DESCRIPTION OF THE TASK - The response must contain every line from the records below that has "chart".

Dataset items:
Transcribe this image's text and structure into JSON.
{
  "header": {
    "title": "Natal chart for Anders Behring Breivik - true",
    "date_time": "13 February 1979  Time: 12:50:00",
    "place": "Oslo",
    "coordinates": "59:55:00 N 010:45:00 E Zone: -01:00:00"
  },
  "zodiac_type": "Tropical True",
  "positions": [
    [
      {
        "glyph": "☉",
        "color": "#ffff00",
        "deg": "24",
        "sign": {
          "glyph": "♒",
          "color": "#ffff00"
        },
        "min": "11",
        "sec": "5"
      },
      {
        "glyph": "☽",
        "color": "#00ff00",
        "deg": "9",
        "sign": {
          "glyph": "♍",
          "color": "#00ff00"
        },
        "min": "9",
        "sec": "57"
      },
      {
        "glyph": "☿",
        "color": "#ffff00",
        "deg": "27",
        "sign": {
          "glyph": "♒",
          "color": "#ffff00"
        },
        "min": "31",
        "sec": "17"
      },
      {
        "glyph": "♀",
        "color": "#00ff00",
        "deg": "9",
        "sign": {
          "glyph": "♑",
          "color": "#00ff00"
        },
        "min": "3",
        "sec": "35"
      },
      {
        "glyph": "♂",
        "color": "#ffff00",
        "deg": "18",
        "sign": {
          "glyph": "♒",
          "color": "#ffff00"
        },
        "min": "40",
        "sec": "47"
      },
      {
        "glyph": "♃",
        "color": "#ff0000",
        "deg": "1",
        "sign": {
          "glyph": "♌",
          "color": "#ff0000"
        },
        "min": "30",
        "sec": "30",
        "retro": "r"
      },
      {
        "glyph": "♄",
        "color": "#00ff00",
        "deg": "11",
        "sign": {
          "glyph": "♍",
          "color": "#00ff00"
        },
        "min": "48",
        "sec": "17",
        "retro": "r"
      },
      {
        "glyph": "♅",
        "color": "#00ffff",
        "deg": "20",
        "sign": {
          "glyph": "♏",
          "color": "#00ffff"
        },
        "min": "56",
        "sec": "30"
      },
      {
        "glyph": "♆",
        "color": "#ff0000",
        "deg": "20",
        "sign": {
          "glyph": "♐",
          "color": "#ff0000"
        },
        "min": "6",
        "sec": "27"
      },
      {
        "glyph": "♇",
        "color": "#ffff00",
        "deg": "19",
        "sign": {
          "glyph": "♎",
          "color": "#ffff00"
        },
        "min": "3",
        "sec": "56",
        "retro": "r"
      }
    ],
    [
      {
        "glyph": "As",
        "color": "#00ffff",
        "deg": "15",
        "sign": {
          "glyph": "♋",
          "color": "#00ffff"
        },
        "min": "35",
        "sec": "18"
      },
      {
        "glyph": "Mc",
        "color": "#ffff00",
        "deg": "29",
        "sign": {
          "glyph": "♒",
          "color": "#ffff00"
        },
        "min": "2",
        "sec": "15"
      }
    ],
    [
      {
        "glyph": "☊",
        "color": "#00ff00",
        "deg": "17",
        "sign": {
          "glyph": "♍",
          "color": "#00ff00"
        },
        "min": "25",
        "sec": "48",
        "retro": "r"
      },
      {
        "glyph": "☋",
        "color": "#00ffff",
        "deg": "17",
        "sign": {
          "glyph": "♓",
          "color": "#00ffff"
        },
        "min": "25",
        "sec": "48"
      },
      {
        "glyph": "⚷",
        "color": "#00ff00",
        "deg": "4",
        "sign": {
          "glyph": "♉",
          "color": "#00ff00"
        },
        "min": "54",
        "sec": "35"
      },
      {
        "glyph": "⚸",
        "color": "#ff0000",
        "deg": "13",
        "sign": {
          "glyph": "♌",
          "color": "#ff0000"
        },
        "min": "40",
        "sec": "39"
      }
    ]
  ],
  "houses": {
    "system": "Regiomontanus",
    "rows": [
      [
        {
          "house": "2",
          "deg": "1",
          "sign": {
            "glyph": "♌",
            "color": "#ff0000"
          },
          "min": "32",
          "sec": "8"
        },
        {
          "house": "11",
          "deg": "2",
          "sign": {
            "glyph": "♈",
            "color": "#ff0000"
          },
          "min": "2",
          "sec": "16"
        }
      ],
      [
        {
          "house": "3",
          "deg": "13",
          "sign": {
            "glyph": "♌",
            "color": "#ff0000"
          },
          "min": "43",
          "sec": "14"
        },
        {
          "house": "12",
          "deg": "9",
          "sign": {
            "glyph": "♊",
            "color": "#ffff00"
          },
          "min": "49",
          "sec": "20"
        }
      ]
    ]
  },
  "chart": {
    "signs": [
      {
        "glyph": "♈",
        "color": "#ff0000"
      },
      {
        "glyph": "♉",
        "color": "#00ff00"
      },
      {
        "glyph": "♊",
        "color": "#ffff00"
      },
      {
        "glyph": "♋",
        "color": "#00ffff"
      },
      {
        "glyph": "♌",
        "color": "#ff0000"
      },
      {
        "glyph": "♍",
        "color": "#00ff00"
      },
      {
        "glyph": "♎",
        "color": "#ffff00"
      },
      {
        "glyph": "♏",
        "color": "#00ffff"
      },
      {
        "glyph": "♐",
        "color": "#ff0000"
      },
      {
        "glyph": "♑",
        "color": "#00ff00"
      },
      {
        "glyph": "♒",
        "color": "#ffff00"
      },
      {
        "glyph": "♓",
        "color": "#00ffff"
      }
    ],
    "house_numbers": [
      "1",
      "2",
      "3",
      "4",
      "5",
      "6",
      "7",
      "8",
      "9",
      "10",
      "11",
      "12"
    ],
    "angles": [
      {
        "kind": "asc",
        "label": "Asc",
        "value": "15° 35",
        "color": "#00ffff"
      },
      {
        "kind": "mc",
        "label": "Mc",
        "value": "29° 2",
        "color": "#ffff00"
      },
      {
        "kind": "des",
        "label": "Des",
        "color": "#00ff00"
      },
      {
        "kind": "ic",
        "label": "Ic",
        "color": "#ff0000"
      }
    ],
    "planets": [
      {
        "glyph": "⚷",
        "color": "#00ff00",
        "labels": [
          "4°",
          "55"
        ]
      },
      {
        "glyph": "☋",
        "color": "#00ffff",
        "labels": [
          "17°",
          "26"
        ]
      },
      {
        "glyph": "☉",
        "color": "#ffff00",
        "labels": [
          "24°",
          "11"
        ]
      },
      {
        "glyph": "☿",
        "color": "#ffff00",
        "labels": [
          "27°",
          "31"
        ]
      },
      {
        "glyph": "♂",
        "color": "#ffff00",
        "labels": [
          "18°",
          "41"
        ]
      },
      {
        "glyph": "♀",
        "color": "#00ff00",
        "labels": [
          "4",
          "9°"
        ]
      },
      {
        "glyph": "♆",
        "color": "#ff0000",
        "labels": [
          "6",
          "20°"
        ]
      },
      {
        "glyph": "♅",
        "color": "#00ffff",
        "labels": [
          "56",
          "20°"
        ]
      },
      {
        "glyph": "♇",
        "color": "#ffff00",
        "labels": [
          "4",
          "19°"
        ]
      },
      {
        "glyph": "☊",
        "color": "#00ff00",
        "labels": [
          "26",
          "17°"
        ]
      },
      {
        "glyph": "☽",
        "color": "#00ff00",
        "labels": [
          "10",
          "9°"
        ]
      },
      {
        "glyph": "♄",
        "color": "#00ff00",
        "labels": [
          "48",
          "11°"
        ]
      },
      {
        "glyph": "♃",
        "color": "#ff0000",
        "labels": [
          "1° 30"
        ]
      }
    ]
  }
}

RESPONSE -
    "title": "Natal chart for Anders Behring Breivik - true",
  "chart": {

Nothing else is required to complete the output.